SUPREME COURT OF THE UNITED STATES
LOS ANGELES COUNTY FLOOD CONTROL DISTRICT v. NATURAL RESOURCES DEFENSE COUNCIL, INC., et al.
certiorari to the united states court of appeals for the ninth circuit
No. 11–460. Argued December 4, 2012—Decided January 8, 2013
Petitioner Los Angeles County Flood Control District (District) operates a “municipal separate storm sewer system” (MS4), a drainage system that collects, transports, and discharges storm water. Because storm water is often heavily polluted, the Clean Water Act (CWA) and its implementing regulations require certain MS4 operators to obtain a National Pollutant Discharge Elimination System (NPDES) permit before discharging storm water into navigable waters.
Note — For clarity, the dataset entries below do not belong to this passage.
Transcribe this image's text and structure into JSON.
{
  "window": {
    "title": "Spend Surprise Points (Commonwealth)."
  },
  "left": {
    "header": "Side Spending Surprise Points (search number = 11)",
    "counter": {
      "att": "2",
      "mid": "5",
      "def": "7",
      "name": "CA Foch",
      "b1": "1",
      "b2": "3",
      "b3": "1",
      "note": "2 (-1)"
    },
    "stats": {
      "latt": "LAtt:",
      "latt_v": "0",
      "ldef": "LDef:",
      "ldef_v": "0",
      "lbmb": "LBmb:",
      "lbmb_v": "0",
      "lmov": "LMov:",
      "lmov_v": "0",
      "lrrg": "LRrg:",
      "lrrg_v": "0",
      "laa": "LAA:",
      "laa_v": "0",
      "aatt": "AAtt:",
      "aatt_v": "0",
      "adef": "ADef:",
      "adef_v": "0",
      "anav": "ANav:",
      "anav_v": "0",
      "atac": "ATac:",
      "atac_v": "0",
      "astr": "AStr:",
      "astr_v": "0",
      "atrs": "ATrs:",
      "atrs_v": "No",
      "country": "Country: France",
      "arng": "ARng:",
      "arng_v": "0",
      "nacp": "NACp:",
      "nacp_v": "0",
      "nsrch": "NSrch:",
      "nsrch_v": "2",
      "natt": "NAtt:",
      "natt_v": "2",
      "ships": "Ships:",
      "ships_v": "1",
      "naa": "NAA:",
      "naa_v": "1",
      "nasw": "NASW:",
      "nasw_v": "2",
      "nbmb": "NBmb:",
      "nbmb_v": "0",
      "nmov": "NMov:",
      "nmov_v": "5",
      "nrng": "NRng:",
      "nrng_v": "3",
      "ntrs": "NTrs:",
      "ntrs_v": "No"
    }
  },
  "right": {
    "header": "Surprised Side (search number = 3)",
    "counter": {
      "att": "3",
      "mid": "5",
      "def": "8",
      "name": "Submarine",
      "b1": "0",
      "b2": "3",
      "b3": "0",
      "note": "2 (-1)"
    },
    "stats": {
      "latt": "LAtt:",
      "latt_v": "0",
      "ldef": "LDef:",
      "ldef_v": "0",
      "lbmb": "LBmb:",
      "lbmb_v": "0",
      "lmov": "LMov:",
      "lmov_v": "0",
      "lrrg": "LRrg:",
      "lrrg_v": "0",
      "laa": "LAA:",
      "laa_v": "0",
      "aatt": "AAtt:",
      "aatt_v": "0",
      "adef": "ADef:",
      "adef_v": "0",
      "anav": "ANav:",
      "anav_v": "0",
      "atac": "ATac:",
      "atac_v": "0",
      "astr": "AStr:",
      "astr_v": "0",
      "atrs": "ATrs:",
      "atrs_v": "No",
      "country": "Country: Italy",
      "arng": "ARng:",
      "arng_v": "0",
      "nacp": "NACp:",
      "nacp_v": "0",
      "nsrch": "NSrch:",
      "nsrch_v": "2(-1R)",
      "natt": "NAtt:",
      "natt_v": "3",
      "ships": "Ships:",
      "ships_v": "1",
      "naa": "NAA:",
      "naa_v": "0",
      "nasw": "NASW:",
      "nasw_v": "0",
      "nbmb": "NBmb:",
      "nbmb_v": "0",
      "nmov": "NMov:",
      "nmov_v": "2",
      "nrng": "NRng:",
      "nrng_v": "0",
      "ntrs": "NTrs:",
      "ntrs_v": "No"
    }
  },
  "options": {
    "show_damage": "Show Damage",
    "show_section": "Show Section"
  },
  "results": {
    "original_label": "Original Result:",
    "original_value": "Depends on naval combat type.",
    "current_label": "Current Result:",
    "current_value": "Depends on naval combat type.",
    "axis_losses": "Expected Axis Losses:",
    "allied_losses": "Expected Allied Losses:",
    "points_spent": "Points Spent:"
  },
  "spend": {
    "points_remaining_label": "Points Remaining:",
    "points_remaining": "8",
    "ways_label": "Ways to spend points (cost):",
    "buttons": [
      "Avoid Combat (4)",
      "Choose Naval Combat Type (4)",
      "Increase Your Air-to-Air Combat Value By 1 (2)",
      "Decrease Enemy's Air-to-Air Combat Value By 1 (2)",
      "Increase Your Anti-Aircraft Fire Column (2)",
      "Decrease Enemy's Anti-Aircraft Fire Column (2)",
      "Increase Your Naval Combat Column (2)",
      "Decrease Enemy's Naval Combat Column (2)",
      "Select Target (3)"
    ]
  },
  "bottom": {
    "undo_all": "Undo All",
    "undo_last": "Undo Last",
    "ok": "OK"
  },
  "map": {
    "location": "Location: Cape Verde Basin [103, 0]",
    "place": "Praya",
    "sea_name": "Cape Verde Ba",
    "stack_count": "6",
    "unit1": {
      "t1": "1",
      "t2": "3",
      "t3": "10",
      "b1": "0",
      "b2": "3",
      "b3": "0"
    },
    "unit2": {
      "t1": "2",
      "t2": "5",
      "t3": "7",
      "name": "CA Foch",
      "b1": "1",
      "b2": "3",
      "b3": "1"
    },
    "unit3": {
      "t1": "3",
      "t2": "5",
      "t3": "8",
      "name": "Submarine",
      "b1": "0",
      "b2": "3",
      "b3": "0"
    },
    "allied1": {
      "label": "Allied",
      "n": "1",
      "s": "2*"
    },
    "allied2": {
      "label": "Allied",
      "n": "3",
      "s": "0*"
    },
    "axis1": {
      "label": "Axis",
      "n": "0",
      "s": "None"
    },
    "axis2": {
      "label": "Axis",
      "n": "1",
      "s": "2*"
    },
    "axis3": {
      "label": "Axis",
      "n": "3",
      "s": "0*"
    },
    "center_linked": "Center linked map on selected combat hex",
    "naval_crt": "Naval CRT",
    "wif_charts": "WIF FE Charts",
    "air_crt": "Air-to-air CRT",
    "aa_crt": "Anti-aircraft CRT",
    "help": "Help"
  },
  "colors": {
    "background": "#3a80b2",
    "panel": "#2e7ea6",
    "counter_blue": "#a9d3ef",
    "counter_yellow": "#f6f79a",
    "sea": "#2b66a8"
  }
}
The District has such a permit for its MS4. Respondents Natural Resources Defense Council, Inc. (NRDC) and Santa Monica Baykeeper (Baykeeper) filed a citizen suit against the District and others under §505 of the CWA, 33 U. S. C. §1365, alleging, among other things, that water-quality measurements from monitoring stations within the Los Angeles and San Gabriel Rivers demonstrated that the District was violating the terms of its permit. The District Court granted summary judgment to the District on these claims, concluding that the record was insufficient to warrant a finding that the MS4 had discharged storm water containing the standards-exceeding pollutants detected at the downstream monitoring stations. The Ninth Circuit reversed in relevant part. The court held that the District was liable for the discharge of pollutants that, in the court’s view, occurred when the polluted water detected at the monitoring stations flowed out of the concrete-lined portions of the rivers, where the monitoring stations are located, into lower, unlined portions of the same rivers.
Held: The flow of water from an improved portion of a navigable waterway into an unimproved portion of the same waterway does not qualify as a “discharge of a pollutant” under the CWA. See South Fla. Water Management Dist. v. Miccosukee Tribe, 541 U. S. 95 –112 (holding that the transfer of polluted water between “two parts of the same water body” does not constitute a discharge of pollutants under the CWA). The Ninth Circuit’s decision cannot be squared with this holding.
The NRDC and Baykeeper alternatively argue that, based on the terms of the District’s NPDES permit, the exceedances detected at the monitoring stations sufficed to establish the District’s liability under the CWA for its upstream discharges. This argument, which failed below, is not embraced within the narrow question on which certiorari was granted. The Court therefore does not address it. Pp. 3–5.
673 F. 3d 880, reversed and remanded.
Ginsburg, J., delivered the opinion of the Court, in which Roberts, C. J., and Scalia, Kennedy, Thomas, Breyer, Sotomayor, and Kagan, JJ., joined. Alito, J., concurred in the judgment.